You’l use it to play last-gen games on your current-gen console
Judging by our testing with several games on Xbox Series X, game load speeds are fairly similar to those seen when games are stored on the console’s own SSD. You may have to wait a second or two here or there, but these minor delays are nothing like the drawn-out pauses seen when using a mechanical hard drive.
Don’t buy the SureFire GX3 Gaming SSD if…
You’re not down for a light show
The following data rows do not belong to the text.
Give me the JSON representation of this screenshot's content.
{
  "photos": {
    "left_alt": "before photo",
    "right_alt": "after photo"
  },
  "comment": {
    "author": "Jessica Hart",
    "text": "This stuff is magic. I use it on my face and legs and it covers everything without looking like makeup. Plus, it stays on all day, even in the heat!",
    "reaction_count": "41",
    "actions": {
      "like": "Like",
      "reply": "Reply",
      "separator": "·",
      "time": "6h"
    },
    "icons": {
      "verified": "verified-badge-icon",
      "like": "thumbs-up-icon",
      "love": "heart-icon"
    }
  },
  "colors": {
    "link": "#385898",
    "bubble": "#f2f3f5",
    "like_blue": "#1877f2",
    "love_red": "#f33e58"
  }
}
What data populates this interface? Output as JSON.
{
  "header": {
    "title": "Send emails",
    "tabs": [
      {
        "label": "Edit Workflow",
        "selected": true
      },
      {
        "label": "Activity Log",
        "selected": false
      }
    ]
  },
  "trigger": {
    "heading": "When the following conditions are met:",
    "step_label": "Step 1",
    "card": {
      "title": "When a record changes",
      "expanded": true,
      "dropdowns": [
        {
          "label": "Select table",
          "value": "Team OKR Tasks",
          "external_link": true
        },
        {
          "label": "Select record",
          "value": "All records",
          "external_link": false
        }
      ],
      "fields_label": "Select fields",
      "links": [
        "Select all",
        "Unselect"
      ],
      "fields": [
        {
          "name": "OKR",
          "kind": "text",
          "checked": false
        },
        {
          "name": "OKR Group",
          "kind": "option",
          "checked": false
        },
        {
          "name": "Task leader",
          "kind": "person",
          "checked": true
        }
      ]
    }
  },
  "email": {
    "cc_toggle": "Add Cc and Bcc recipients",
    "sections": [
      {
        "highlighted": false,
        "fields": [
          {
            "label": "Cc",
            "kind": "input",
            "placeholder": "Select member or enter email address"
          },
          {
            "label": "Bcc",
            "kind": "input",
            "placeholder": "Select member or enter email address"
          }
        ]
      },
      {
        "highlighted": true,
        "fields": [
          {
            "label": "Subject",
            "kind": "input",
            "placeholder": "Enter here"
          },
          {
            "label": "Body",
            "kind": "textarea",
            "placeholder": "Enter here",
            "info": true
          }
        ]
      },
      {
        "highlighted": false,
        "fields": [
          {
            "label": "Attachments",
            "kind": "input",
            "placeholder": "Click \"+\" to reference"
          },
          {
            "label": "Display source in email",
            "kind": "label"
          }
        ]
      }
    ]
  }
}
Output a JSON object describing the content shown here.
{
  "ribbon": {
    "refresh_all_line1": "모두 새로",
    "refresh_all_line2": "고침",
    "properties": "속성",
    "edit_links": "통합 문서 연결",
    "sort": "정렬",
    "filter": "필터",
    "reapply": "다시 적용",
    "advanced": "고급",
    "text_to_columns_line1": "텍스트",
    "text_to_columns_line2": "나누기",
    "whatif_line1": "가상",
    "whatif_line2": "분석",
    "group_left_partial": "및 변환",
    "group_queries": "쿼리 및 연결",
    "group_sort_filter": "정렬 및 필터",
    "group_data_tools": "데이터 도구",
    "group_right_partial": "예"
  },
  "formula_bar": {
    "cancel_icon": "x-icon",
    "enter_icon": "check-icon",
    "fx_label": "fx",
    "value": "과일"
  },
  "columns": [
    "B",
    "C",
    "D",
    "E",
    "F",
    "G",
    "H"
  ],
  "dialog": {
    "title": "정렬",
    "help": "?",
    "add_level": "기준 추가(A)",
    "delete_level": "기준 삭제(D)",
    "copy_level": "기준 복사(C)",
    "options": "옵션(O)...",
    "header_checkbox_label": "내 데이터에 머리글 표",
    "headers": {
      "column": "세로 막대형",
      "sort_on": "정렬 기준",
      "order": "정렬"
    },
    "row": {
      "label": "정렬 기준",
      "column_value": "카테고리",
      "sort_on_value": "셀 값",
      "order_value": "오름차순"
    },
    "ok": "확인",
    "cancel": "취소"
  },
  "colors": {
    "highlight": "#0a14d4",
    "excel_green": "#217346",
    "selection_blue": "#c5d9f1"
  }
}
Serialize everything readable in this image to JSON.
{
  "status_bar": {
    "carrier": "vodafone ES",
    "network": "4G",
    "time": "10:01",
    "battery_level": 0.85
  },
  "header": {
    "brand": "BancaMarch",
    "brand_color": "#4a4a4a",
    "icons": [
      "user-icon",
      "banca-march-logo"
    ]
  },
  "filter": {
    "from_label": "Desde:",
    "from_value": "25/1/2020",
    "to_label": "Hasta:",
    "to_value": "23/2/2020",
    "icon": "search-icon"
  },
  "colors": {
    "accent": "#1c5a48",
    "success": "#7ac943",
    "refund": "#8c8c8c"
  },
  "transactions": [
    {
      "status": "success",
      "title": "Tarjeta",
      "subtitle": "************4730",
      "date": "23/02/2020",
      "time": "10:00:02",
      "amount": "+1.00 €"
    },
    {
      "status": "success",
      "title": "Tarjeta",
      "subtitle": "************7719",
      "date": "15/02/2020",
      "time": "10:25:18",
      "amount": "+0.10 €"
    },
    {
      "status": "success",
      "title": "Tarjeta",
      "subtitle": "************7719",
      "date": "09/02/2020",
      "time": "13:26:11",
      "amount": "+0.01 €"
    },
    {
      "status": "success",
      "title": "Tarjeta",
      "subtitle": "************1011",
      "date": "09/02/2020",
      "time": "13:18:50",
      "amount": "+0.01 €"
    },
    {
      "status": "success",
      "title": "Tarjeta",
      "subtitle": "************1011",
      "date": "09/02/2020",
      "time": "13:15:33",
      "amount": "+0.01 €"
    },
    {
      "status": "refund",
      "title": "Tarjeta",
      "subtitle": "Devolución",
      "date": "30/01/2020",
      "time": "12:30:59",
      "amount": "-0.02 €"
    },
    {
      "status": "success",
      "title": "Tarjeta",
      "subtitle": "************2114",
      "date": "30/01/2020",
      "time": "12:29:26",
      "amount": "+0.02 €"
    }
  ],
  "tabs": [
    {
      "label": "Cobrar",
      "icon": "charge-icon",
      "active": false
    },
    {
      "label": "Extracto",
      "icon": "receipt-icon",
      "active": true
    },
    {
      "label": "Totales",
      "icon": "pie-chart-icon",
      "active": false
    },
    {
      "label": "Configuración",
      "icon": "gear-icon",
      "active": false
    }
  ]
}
We’re not fans of the SureFire GX3 Gaming SSD’s use of flashing RGB lighting when writing to disk. It’s going to be too distracting in some situations and, unlike most other forms of gaming LEDs, there’s no way to turn them off or dim the brightness.
You want a match for an ultra-fast performance PC
This would not be out first choice for those with a high-end gaming PC. While the SureFire GX3 Gaming SSD will do just fine paired with such a machine, that you can get a faster NVMe solution for less money, particularly if your have room for another internal drive, should make you pause.
You’re an unrepentant techy bargain hunter
The SureFire GX3 Gaming SSD is arguably a bit expensive for a 1TB SATA SSD at its original pricing. We’d suggest shopping around to try to find it below its original price, although as our testing shows its real-world performance may beat a drive that looks faster on paper.
- Best SSDs: more storage for your gaming needs